Seeing a loved one in active addiction is difficult. We want to do everything in our power to help get them back to a healthier place but it can be hard to know how to help them in the most effective manner; even then they might not want help. Some individuals who abuse drugs know they need help but lack the resources to carry it through. Others are completely unreceptive to getting better. What should you do in this instance?
Why might they feel this way?
First and foremost they may be in denial of their addiction. A discussion with your loved one may be enough to shine some light onto their actions. Another approach may be to see a physician or psychiatrist to medically diagnose the addiction – it could resonate coming from an unbiased professional party. Sometimes the addiction doesn’t reverberate until they have a self-realization – typically during a low-point.
Another possibility may be they are ashamed of their use. This can tie into denial as people may not want to admit it to others or themselves out of embarrassment. While the stigma of addiction has lessened in recent years, it still carries very heavy. It is important for these individuals to know addiction is not their fault and maybe more importantly; there is help and they can become their old selves again. Comforting and understanding dialogue between the user and someone they love and trust can be enough for them to feel comfortable and seek help.

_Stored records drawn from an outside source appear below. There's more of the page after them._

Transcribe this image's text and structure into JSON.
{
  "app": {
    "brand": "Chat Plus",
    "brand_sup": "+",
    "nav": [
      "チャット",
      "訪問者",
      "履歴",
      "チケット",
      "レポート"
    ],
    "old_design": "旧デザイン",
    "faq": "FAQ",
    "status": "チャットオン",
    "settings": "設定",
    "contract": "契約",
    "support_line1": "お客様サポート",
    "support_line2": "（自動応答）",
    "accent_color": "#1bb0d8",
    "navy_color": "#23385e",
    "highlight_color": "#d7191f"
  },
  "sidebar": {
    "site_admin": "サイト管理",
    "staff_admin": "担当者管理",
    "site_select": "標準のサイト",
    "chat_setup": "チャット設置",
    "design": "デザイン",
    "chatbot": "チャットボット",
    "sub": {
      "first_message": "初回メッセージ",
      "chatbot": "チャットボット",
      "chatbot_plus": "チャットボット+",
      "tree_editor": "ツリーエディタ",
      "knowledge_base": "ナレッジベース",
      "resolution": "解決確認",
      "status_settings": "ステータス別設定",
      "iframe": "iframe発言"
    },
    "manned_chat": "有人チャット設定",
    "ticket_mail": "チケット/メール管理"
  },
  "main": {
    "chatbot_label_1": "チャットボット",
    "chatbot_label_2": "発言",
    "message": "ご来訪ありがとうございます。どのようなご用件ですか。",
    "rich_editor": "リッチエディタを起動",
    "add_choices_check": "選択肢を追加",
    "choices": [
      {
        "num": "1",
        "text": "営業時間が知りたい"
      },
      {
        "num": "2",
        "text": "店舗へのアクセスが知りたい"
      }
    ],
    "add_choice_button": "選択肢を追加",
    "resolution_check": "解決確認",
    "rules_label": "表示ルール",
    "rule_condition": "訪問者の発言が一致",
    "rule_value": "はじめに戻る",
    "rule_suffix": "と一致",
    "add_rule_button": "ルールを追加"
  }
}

It may sound obvious but some people are not ready to get help. Addiction slowly deteriorates a person’s life inch by inch day after day. At the beginning of the addiction stage, the consequences of a person’s actions are manageable – sacrificing food money and moments friends doesn’t feel all that destructive. Over time these consequences become more and more severe – like losing a job, house, or even a family. It is at this point that a person in active addiction will hit what is known as “rock bottom”, or the point at which they realize the severity of their actions and their need for help. Rock bottom can be different levels for different people; for some, it could be the loss of a friend, where for others it might not be until they can’t find the means to score again and enter a depressive withdrawal.
It is important to continue to show support and love for them during these stages. Love is different than enabling. Enabling protects the addict from the natural consequences of his behavior; love is emotional support. Love shows an individual they matter because someone cares for them. You, being a support line, can be the helping hand needed when they finally decide for themselves that they need help.
How to Help Your Loved One Before “Rock Bottom”
In a perfect world, it would be best to be proactive and give them the help they need today instead of waiting and watching them go through tough times. A good first step would be attempting to build a productive dialogue. Ask them how they feel and if you can help them in any way. Be supportive and caring rather than critical and judgmental. While it may be difficult to hold back, too often family and friends push their addicted loved ones away when they escalate these moments. The only way to build meaningful discussions is to keep calm and composed, even when the person in active abuse does not. Easier said than done.
Addiction is a self-debilitating disease that often leaves those affected hopeless and depressed. Most people are ashamed of their actions which can make it harder for them to talk about it. Come from a place of love and empathy when talking about your feelings. Saying things like “I love you no matter what. I want the best for you,” can display feelings of trust and understanding.
If these discussions last for a time and the individual is still resistant to getting help for themselves, it may be beneficial to call an interventionist. An interventionist is experienced in handling these situations to continue the dialogue in a positive and productive manner. The goal is for the person in active addiction to see how many people care about him or her and how much their addiction is not only affecting their lives but everyone around them.
Hopefully, in the end, the person in active addiction will come to terms with their actions and admit they are sick and need help. If neither of these techniques work, do not force them into treatment. Treatment for addiction will only work if the people in the program are ready to be helped. In fact, adding someone who does not want help to a program can negatively impact the progress of everyone else in the program. People, especially those who abuse drugs, can be astonishingly persistent in their actions. No matter how many logical reasoning you and everyone else may have, chances are you will not move that stick in the mud.
If you feel as though you have exhausted all expenses and you think forcing someone into treatment is better than doing nothing – no one could blame you. The process is long and exhausting, but forcing someone into treatment will only waste time and money. The only option is to wait until they are ready – I promise you, if you continue to be there for them showing love and support throughout the way, that day will come eventually, just maybe not as fast as you may like. Be Patient.
Content Creator for Coalition Recovery